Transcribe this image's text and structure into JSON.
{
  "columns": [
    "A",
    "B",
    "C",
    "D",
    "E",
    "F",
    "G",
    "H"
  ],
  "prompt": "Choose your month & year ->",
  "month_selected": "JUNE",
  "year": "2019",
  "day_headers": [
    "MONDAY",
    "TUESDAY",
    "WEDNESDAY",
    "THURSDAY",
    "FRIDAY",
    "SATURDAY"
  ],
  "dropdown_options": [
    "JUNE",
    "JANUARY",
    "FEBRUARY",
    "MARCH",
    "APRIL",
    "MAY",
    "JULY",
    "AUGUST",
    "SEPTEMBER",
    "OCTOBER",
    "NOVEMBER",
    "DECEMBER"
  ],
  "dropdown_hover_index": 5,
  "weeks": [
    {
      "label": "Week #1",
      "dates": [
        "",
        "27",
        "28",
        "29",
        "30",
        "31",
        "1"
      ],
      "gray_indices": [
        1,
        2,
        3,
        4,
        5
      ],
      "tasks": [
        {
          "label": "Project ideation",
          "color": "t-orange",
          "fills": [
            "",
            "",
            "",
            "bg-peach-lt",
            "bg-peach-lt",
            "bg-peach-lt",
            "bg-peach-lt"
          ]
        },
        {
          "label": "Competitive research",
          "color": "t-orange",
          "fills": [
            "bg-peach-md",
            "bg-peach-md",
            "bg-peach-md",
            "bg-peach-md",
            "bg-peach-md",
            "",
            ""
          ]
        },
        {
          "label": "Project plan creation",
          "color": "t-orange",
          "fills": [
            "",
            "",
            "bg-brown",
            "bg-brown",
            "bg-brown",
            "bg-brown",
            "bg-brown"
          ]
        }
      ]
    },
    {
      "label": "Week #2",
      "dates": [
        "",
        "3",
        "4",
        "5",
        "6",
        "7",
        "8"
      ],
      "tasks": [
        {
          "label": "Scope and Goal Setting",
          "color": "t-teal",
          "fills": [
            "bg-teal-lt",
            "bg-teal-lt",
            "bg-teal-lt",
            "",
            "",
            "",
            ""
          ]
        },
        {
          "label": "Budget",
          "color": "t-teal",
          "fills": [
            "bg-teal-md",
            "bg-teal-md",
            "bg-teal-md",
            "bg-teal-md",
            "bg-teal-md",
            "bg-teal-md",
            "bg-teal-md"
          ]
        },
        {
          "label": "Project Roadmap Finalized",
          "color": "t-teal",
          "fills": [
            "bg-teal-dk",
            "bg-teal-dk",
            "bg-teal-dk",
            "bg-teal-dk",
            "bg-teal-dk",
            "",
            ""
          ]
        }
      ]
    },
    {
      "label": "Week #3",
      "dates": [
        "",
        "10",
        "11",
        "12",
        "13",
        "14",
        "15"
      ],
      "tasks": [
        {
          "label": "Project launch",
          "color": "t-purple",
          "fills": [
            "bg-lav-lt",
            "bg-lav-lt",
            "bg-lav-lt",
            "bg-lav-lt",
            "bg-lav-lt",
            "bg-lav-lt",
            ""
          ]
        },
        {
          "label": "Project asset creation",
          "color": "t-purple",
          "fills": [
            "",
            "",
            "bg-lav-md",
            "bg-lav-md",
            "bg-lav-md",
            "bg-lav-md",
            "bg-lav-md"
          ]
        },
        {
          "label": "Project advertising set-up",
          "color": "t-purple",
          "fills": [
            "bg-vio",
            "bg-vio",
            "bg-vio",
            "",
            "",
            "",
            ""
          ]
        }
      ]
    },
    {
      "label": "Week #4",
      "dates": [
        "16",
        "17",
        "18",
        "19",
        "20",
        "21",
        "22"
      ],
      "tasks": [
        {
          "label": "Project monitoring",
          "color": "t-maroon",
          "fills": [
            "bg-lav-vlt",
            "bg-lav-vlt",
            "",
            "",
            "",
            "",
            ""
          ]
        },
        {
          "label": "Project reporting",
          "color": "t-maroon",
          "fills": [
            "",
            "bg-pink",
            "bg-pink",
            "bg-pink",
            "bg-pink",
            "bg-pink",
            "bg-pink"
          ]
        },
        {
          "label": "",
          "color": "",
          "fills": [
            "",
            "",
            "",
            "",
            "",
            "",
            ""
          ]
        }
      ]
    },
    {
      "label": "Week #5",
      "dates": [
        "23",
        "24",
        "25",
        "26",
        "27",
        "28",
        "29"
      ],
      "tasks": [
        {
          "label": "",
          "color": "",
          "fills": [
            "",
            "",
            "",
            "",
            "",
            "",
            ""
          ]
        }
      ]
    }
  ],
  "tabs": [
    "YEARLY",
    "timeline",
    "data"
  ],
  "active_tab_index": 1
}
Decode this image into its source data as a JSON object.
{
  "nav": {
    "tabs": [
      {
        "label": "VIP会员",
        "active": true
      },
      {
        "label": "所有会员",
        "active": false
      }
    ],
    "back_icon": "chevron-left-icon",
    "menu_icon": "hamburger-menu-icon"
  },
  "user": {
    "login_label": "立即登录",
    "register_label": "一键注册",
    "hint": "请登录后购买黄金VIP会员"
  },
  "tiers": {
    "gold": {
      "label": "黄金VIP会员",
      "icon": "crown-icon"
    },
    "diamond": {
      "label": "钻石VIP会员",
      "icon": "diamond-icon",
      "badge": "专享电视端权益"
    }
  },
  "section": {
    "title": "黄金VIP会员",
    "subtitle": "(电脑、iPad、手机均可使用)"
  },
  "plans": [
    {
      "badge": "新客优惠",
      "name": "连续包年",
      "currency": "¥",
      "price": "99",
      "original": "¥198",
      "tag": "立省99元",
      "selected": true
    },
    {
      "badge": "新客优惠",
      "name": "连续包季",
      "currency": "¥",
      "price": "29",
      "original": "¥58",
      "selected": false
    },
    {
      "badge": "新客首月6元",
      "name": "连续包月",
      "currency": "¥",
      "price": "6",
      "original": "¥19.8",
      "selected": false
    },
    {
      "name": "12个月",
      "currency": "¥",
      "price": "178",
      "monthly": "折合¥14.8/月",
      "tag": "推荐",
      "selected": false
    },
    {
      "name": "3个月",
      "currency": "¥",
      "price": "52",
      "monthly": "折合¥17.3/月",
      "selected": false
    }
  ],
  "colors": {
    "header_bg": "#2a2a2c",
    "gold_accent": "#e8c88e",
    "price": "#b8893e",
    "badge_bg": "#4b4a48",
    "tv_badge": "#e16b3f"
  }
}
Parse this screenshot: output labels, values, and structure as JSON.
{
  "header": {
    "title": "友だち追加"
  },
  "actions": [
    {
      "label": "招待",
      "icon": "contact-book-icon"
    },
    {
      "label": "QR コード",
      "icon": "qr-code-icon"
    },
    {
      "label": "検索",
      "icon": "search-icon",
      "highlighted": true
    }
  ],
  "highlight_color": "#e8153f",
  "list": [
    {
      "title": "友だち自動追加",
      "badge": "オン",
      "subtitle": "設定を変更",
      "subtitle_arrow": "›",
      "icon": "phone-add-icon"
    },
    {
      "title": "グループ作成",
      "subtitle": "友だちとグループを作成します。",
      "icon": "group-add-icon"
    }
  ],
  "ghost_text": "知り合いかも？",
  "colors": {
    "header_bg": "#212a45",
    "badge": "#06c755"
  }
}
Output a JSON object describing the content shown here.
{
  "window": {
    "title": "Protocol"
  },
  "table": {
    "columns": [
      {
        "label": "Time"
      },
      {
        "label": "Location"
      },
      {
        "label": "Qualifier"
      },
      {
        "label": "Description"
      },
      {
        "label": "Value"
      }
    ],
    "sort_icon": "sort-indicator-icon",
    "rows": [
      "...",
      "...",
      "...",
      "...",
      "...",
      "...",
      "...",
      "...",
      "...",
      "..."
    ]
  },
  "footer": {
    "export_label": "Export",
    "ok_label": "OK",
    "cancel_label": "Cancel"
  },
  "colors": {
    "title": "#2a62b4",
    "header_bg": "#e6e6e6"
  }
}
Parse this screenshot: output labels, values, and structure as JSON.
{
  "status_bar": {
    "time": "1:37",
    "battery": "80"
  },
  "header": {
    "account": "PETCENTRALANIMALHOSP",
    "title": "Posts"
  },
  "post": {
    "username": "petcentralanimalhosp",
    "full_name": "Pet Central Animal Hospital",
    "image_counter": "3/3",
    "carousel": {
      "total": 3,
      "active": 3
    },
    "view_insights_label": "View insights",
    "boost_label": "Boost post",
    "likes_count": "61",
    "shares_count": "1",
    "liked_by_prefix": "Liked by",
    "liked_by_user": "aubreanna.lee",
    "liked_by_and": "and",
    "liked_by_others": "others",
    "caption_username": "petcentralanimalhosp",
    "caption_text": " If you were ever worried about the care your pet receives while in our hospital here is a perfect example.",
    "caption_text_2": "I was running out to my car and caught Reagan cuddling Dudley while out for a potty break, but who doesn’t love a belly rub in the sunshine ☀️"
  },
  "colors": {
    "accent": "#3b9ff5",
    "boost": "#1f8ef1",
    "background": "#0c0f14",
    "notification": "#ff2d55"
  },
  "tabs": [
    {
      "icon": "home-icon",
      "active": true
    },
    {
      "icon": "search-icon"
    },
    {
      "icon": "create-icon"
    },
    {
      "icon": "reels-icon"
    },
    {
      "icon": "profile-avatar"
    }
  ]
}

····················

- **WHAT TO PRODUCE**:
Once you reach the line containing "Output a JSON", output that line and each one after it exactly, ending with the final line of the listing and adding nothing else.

- **SOLUTION**:
Output a JSON object describing the content shown here.
{
  "window": {
    "title": "Protocol"
  },
  "table": {
    "columns": [
      {
        "label": "Time"
      },
      {
        "label": "Location"
      },
      {
        "label": "Qualifier"
      },
      {
        "label": "Description"
      },
      {
        "label": "Value"
      }
    ],
    "sort_icon": "sort-indicator-icon",
    "rows": [
      "...",
      "...",
      "...",
      "...",
      "...",
      "...",
      "...",
      "...",
      "...",
      "..."
    ]
  },
  "footer": {
    "export_label": "Export",
    "ok_label": "OK",
    "cancel_label": "Cancel"
  },
  "colors": {
    "title": "#2a62b4",
    "header_bg": "#e6e6e6"
  }
}
Parse this screenshot: output labels, values, and structure as JSON.
{
  "status_bar": {
    "time": "1:37",
    "battery": "80"
  },
  "header": {
    "account": "PETCENTRALANIMALHOSP",
    "title": "Posts"
  },
  "post": {
    "username": "petcentralanimalhosp",
    "full_name": "Pet Central Animal Hospital",
    "image_counter": "3/3",
    "carousel": {
      "total": 3,
      "active": 3
    },
    "view_insights_label": "View insights",
    "boost_label": "Boost post",
    "likes_count": "61",
    "shares_count": "1",
    "liked_by_prefix": "Liked by",
    "liked_by_user": "aubreanna.lee",
    "liked_by_and": "and",
    "liked_by_others": "others",
    "caption_username": "petcentralanimalhosp",
    "caption_text": " If you were ever worried about the care your pet receives while in our hospital here is a perfect example.",
    "caption_text_2": "I was running out to my car and caught Reagan cuddling Dudley while out for a potty break, but who doesn’t love a belly rub in the sunshine ☀️"
  },
  "colors": {
    "accent": "#3b9ff5",
    "boost": "#1f8ef1",
    "background": "#0c0f14",
    "notification": "#ff2d55"
  },
  "tabs": [
    {
      "icon": "home-icon",
      "active": true
    },
    {
      "icon": "search-icon"
    },
    {
      "icon": "create-icon"
    },
    {
      "icon": "reels-icon"
    },
    {
      "icon": "profile-avatar"
    }
  ]
}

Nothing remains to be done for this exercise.